- **App and web page records**:
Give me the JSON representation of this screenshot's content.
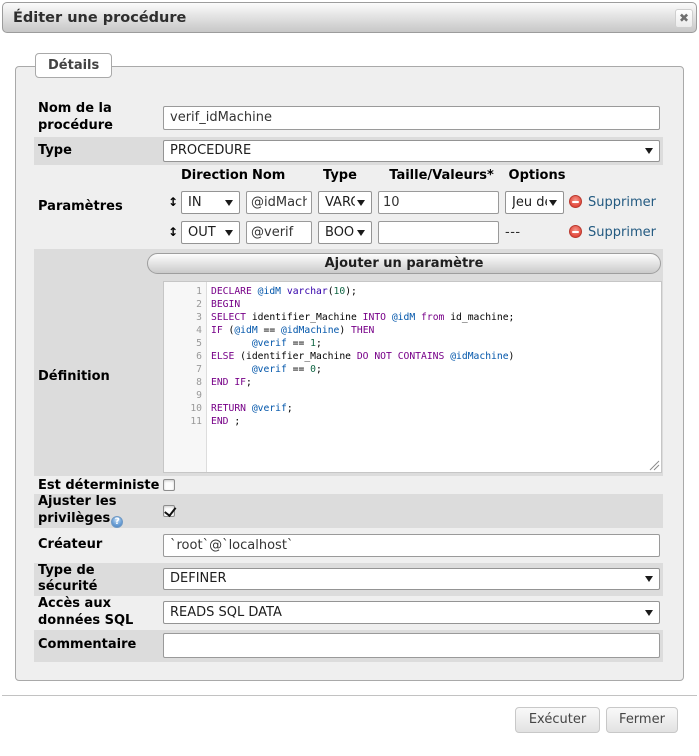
{
  "dialog": {
    "title": "Éditer une procédure",
    "close_icon": "✖"
  },
  "tab": {
    "label": "Détails"
  },
  "form": {
    "name": {
      "label": "Nom de la procédure",
      "value": "verif_idMachine"
    },
    "type": {
      "label": "Type",
      "value": "PROCEDURE"
    },
    "parameters": {
      "label": "Paramètres",
      "headers": {
        "direction": "Direction",
        "name": "Nom",
        "type": "Type",
        "length": "Taille/Valeurs*",
        "options": "Options"
      },
      "drag_icon": "↕",
      "rows": [
        {
          "direction": "IN",
          "name": "@idMachine",
          "type": "VARCHAR",
          "length": "10",
          "options": "Jeu de caractères",
          "remove": "Supprimer"
        },
        {
          "direction": "OUT",
          "name": "@verif",
          "type": "BOOLEAN",
          "length": "",
          "options": "---",
          "remove": "Supprimer"
        }
      ],
      "add_button": "Ajouter un paramètre"
    },
    "definition": {
      "label": "Définition",
      "lines": [
        [
          [
            "k",
            "DECLARE"
          ],
          [
            "p",
            " "
          ],
          [
            "v",
            "@idM"
          ],
          [
            "p",
            " "
          ],
          [
            "b",
            "varchar"
          ],
          [
            "p",
            "("
          ],
          [
            "n",
            "10"
          ],
          [
            "p",
            ");"
          ]
        ],
        [
          [
            "k",
            "BEGIN"
          ]
        ],
        [
          [
            "k",
            "SELECT"
          ],
          [
            "p",
            " identifier_Machine "
          ],
          [
            "k",
            "INTO"
          ],
          [
            "p",
            " "
          ],
          [
            "v",
            "@idM"
          ],
          [
            "p",
            " "
          ],
          [
            "k",
            "from"
          ],
          [
            "p",
            " id_machine;"
          ]
        ],
        [
          [
            "k",
            "IF"
          ],
          [
            "p",
            " ("
          ],
          [
            "v",
            "@idM"
          ],
          [
            "p",
            " == "
          ],
          [
            "v",
            "@idMachine"
          ],
          [
            "p",
            ") "
          ],
          [
            "k",
            "THEN"
          ]
        ],
        [
          [
            "p",
            "       "
          ],
          [
            "v",
            "@verif"
          ],
          [
            "p",
            " == "
          ],
          [
            "n",
            "1"
          ],
          [
            "p",
            ";"
          ]
        ],
        [
          [
            "k",
            "ELSE"
          ],
          [
            "p",
            " (identifier_Machine "
          ],
          [
            "k",
            "DO"
          ],
          [
            "p",
            " "
          ],
          [
            "k",
            "NOT"
          ],
          [
            "p",
            " "
          ],
          [
            "k",
            "CONTAINS"
          ],
          [
            "p",
            " "
          ],
          [
            "v",
            "@idMachine"
          ],
          [
            "p",
            ")"
          ]
        ],
        [
          [
            "p",
            "       "
          ],
          [
            "v",
            "@verif"
          ],
          [
            "p",
            " == "
          ],
          [
            "n",
            "0"
          ],
          [
            "p",
            ";"
          ]
        ],
        [
          [
            "k",
            "END"
          ],
          [
            "p",
            " "
          ],
          [
            "k",
            "IF"
          ],
          [
            "p",
            ";"
          ]
        ],
        [],
        [
          [
            "k",
            "RETURN"
          ],
          [
            "p",
            " "
          ],
          [
            "v",
            "@verif"
          ],
          [
            "p",
            ";"
          ]
        ],
        [
          [
            "k",
            "END"
          ],
          [
            "p",
            " ;"
          ]
        ]
      ]
    },
    "deterministic": {
      "label": "Est déterministe",
      "checked": false
    },
    "privileges": {
      "label": "Ajuster les privilèges",
      "help_icon": "?",
      "checked": true
    },
    "creator": {
      "label": "Créateur",
      "value": "`root`@`localhost`"
    },
    "security": {
      "label": "Type de sécurité",
      "value": "DEFINER"
    },
    "sql_access": {
      "label": "Accès aux données SQL",
      "value": "READS SQL DATA"
    },
    "comment": {
      "label": "Commentaire",
      "value": ""
    }
  },
  "buttons": {
    "execute": "Exécuter",
    "close": "Fermer"
  }
}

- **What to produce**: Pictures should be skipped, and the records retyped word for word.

- **Task response**:
Give me the JSON representation of this screenshot's content.
{
  "dialog": {
    "title": "Éditer une procédure",
    "close_icon": "✖"
  },
  "tab": {
    "label": "Détails"
  },
  "form": {
    "name": {
      "label": "Nom de la procédure",
      "value": "verif_idMachine"
    },
    "type": {
      "label": "Type",
      "value": "PROCEDURE"
    },
    "parameters": {
      "label": "Paramètres",
      "headers": {
        "direction": "Direction",
        "name": "Nom",
        "type": "Type",
        "length": "Taille/Valeurs*",
        "options": "Options"
      },
      "drag_icon": "↕",
      "rows": [
        {
          "direction": "IN",
          "name": "@idMachine",
          "type": "VARCHAR",
          "length": "10",
          "options": "Jeu de caractères",
          "remove": "Supprimer"
        },
        {
          "direction": "OUT",
          "name": "@verif",
          "type": "BOOLEAN",
          "length": "",
          "options": "---",
          "remove": "Supprimer"
        }
      ],
      "add_button": "Ajouter un paramètre"
    },
    "definition": {
      "label": "Définition",
      "lines": [
        [
          [
            "k",
            "DECLARE"
          ],
          [
            "p",
            " "
          ],
          [
            "v",
            "@idM"
          ],
          [
            "p",
            " "
          ],
          [
            "b",
            "varchar"
          ],
          [
            "p",
            "("
          ],
          [
            "n",
            "10"
          ],
          [
            "p",
            ");"
          ]
        ],
        [
          [
            "k",
            "BEGIN"
          ]
        ],
        [
          [
            "k",
            "SELECT"
          ],
          [
            "p",
            " identifier_Machine "
          ],
          [
            "k",
            "INTO"
          ],
          [
            "p",
            " "
          ],
          [
            "v",
            "@idM"
          ],
          [
            "p",
            " "
          ],
          [
            "k",
            "from"
          ],
          [
            "p",
            " id_machine;"
          ]
        ],
        [
          [
            "k",
            "IF"
          ],
          [
            "p",
            " ("
          ],
          [
            "v",
            "@idM"
          ],
          [
            "p",
            " == "
          ],
          [
            "v",
            "@idMachine"
          ],
          [
            "p",
            ") "
          ],
          [
            "k",
            "THEN"
          ]
        ],
        [
          [
            "p",
            "       "
          ],
          [
            "v",
            "@verif"
          ],
          [
            "p",
            " == "
          ],
          [
            "n",
            "1"
          ],
          [
            "p",
            ";"
          ]
        ],
        [
          [
            "k",
            "ELSE"
          ],
          [
            "p",
            " (identifier_Machine "
          ],
          [
            "k",
            "DO"
          ],
          [
            "p",
            " "
          ],
          [
            "k",
            "NOT"
          ],
          [
            "p",
            " "
          ],
          [
            "k",
            "CONTAINS"
          ],
          [
            "p",
            " "
          ],
          [
            "v",
            "@idMachine"
          ],
          [
            "p",
            ")"
          ]
        ],
        [
          [
            "p",
            "       "
          ],
          [
            "v",
            "@verif"
          ],
          [
            "p",
            " == "
          ],
          [
            "n",
            "0"
          ],
          [
            "p",
            ";"
          ]
        ],
        [
          [
            "k",
            "END"
          ],
          [
            "p",
            " "
          ],
          [
            "k",
            "IF"
          ],
          [
            "p",
            ";"
          ]
        ],
        [],
        [
          [
            "k",
            "RETURN"
          ],
          [
            "p",
            " "
          ],
          [
            "v",
            "@verif"
          ],
          [
            "p",
            ";"
          ]
        ],
        [
          [
            "k",
            "END"
          ],
          [
            "p",
            " ;"
          ]
        ]
      ]
    },
    "deterministic": {
      "label": "Est déterministe",
      "checked": false
    },
    "privileges": {
      "label": "Ajuster les privilèges",
      "help_icon": "?",
      "checked": true
    },
    "creator": {
      "label": "Créateur",
      "value": "`root`@`localhost`"
    },
    "security": {
      "label": "Type de sécurité",
      "value": "DEFINER"
    },
    "sql_access": {
      "label": "Accès aux données SQL",
      "value": "READS SQL DATA"
    },
    "comment": {
      "label": "Commentaire",
      "value": ""
    }
  },
  "buttons": {
    "execute": "Exécuter",
    "close": "Fermer"
  }
}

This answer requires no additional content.